FORMERLY RAN ON DIESEL

Lamu's Sh7.5m water desalination plant solar-powered

Project will make water accessible to over 200 households

In Summary

• Diesel-powered plant inconvenienced community who had to rely on fuel from Lamu town, which would take several hours to refuel. 

• Safaricom Foundation chairman says the plant will now provide access as many as  1,000 litres of clean water per hour. 

More than 2,000 residents in the remote village of Ndau in Lamu East subcounty will now have fresh water from a solar-powered water desalination plant. 

The Sh7.5 million plant was donated by the Safaricom Foundation.

The project is expected to end the decade-long water shortage in Ndau and its environs.

Residents of more than b200 homesteads who have been harvesting rainwater will now access affordable clean water. 
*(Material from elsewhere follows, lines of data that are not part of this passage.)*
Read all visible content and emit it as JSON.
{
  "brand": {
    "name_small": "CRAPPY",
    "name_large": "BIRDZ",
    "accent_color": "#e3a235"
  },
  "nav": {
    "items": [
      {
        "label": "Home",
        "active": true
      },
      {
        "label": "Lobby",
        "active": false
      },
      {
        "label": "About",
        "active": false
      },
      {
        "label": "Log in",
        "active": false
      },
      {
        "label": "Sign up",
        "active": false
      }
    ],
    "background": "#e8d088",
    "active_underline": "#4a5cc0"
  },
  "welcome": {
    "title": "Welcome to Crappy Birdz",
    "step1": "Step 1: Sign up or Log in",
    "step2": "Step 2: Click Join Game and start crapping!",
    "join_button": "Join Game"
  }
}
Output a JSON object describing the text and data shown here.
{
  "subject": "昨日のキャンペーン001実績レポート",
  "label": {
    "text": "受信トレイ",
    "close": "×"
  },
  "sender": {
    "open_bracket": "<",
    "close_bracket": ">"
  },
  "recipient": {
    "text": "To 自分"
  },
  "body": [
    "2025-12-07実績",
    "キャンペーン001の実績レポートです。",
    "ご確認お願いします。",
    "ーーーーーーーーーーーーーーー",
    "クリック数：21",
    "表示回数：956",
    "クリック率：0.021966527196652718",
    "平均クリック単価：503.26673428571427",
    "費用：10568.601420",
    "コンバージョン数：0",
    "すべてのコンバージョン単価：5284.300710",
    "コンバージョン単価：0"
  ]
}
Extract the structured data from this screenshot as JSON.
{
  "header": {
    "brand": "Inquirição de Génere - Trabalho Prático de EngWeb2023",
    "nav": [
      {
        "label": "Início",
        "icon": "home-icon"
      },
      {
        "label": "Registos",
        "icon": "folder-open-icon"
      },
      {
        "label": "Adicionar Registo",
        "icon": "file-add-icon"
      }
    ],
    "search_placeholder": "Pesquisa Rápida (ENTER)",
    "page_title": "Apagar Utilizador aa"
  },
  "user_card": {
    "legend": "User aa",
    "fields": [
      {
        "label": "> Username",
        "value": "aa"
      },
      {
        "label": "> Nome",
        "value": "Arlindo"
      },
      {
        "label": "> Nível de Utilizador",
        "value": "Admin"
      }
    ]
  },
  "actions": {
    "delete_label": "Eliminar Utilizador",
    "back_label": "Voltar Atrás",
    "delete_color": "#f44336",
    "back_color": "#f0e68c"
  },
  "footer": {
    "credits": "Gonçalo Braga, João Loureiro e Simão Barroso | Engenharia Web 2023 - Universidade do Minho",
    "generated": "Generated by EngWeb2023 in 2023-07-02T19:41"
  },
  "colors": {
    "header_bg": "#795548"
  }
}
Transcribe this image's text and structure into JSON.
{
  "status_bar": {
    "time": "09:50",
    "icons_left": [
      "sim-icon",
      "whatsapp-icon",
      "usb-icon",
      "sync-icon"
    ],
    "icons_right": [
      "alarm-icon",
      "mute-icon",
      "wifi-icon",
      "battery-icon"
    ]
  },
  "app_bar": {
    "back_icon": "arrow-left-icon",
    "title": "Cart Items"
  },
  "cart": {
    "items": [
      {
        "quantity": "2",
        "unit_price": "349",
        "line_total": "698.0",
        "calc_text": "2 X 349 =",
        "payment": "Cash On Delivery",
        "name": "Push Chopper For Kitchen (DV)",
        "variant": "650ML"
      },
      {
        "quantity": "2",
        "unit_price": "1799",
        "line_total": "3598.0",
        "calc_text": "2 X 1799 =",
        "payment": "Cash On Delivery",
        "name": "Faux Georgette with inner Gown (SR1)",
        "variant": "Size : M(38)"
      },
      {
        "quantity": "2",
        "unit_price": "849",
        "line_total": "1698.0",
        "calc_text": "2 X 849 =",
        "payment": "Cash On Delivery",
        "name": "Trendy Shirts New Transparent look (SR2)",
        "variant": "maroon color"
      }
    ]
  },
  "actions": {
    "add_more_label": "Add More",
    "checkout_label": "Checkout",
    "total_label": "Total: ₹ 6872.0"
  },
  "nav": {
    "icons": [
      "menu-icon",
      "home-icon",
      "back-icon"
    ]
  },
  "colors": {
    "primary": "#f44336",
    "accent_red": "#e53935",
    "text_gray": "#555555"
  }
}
Addressing the public on Tuesday during the handing over of the project to the community, Safaricom Foundation chairman Joseph Ogutu said the biggest need was for the community to realise its economic potential.

“The plant will provide freshwater that will transform the livelihoods of the people of Ndau for the better,” Ogutu said. 

Initially, the plant was diesel-powered which was costly and inconvenienced the community who had to rely on fuel from Lamu town, which would take several hours to refuel. 

But Ogutu said the solar-powered plant will replace the expensive and inefficient diesel generator and will also be able to provide access to as much as 1,000 litres of clean water per hour. 

The water system has been redesigned to enable the use of green energy through solar photovoltaic panels and the installation of solar power as an alternative source of energy.

Beneficiaries include the Rural Border Patrol Uni in the area. The project will also address other water-related issues like nutrition.

For sustainability, the system will be managed by a community-based organisation and residents will access water at subsidised rates.

Aisha Abdalla said they can now get drinking water "just by turning on their taps since, on most occasions, we were forced to use unsafe water".

“We’ve had to travel far daily to collect water from wells for our families. We’re now relieved of the hassles of searching for water from far places," Abdala said.

Last year, residents of Siyu Island in Lamu received a similar desalination plant worth Sh2o million by ENI Kenya B.V. It was established through a partnership with the county government and the Ministry of Energy and Petroleum. 

It solves a long shortage in Siyu and Pete Island at large.

Early this year, German-based well-wishers launched a Sh4 million Sea Water Desalination Plant at the Lamu Special School for the Mentally Challenged at Mokowe Town.

The move also gave hope to residents at Mokowe and the surrounding areas who had challenges in accessing fresh water.

Edited by R.Wamochie